> **What is being asked**: Out of the lines below, please list those that hold the string "text".

-- Dataset records follows --

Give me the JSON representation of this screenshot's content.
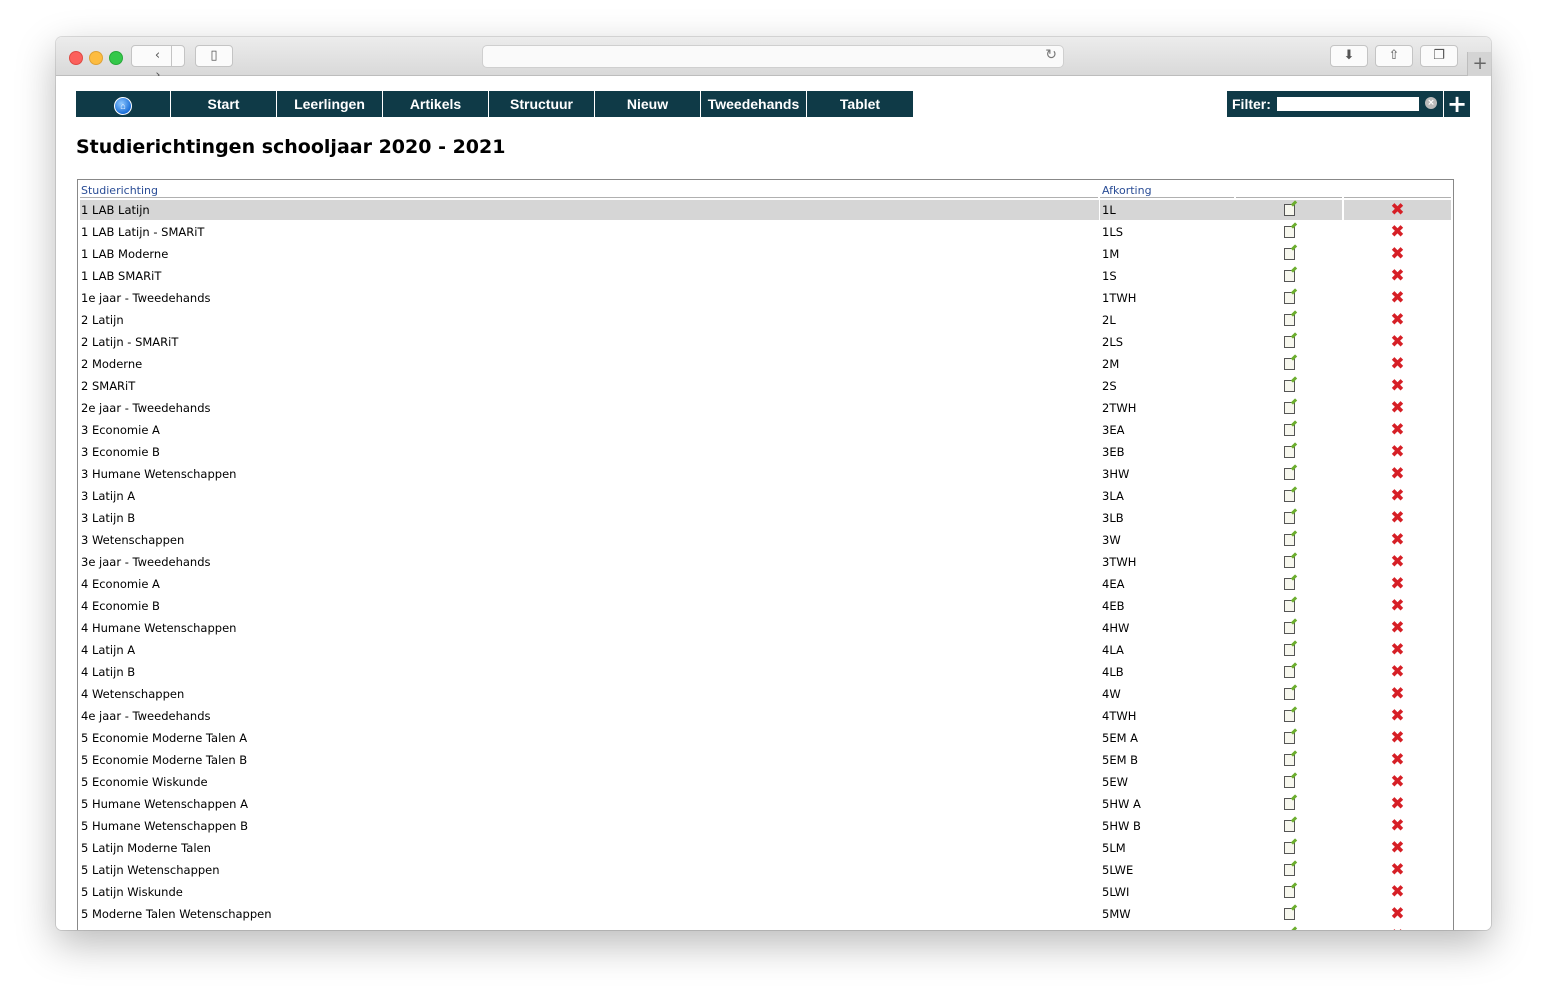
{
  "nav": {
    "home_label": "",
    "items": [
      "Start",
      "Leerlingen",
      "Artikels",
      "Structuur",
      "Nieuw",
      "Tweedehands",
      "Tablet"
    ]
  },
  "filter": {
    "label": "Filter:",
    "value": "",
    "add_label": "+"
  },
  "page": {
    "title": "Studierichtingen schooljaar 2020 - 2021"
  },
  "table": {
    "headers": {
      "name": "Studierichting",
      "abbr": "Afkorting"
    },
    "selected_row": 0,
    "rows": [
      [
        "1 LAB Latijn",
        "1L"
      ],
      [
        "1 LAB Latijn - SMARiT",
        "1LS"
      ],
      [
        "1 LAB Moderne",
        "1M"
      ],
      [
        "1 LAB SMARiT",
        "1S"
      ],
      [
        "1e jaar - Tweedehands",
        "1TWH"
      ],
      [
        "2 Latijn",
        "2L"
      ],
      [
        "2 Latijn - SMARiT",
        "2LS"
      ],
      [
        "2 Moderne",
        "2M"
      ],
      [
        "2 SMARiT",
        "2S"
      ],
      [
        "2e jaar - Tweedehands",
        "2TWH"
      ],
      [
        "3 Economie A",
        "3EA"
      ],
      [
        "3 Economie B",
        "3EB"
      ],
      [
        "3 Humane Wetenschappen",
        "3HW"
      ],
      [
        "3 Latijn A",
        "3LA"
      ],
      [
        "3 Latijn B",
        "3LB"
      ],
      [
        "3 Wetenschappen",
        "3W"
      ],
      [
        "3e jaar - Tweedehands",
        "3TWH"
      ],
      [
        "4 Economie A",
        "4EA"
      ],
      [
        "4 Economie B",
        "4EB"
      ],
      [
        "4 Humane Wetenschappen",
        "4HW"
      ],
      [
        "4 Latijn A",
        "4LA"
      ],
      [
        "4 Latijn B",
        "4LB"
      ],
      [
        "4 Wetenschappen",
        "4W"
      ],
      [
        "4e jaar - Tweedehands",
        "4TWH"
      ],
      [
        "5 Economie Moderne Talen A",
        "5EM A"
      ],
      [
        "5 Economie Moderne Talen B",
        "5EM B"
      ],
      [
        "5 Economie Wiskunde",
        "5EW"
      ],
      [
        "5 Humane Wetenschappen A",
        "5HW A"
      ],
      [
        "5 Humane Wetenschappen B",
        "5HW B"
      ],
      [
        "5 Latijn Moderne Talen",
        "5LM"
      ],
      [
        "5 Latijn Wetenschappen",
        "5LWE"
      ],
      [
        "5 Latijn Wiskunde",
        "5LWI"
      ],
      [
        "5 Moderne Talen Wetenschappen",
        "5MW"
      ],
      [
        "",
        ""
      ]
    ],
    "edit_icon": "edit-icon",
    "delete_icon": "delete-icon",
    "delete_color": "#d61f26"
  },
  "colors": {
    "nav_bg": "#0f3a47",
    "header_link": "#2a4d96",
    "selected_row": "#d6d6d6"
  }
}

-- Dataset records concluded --
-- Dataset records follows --

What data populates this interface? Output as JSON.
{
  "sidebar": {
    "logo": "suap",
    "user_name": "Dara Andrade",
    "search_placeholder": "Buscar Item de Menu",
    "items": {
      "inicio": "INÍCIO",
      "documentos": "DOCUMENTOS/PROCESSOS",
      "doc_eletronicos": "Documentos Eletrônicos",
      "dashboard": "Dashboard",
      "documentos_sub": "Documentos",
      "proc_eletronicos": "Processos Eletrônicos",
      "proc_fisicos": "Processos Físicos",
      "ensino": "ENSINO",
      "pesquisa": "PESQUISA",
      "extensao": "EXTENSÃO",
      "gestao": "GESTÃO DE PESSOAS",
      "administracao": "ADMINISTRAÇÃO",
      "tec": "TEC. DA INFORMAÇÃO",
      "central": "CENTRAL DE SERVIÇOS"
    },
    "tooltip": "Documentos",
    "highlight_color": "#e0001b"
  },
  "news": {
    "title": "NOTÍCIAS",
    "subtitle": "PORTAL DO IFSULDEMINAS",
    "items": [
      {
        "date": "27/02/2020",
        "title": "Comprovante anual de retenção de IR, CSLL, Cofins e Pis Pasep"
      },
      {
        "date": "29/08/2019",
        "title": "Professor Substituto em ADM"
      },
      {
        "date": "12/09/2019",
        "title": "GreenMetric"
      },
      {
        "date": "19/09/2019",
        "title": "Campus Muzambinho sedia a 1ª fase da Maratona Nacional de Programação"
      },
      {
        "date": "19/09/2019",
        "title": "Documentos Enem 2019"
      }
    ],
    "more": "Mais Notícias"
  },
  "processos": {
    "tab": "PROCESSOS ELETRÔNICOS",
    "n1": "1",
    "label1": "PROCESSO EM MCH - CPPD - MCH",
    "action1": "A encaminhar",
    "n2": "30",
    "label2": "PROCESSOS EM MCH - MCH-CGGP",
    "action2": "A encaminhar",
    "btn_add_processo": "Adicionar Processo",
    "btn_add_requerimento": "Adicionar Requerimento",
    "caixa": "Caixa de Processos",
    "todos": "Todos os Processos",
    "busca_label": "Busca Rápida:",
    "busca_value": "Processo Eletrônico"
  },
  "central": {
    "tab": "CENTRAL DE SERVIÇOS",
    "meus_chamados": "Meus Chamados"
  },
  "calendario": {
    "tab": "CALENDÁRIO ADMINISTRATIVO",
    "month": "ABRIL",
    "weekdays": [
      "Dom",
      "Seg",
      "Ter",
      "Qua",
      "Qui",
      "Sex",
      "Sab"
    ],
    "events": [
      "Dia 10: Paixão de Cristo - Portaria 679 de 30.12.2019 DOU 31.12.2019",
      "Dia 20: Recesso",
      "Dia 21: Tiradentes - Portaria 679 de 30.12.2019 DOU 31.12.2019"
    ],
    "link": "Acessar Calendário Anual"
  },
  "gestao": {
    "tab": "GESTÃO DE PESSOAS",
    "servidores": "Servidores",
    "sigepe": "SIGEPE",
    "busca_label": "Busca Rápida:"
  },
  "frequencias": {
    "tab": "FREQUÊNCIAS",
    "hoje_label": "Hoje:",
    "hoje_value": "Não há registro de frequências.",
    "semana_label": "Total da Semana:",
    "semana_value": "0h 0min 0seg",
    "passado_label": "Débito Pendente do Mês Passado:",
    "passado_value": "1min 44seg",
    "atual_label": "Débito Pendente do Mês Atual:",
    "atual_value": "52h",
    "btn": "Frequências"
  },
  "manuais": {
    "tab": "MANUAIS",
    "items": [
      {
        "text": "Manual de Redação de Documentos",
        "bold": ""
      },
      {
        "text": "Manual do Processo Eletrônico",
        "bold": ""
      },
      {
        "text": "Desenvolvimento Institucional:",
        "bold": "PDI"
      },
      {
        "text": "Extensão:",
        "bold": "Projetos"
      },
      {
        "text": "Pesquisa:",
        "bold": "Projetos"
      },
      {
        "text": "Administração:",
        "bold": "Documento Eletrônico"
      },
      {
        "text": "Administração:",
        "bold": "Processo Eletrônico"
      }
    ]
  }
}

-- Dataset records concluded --

> **Written solution**:
        "text": "Manual de Redação de Documentos",
        "text": "Manual do Processo Eletrônico",
        "text": "Desenvolvimento Institucional:",
        "text": "Extensão:",
        "text": "Pesquisa:",
        "text": "Administração:",
        "text": "Administração:",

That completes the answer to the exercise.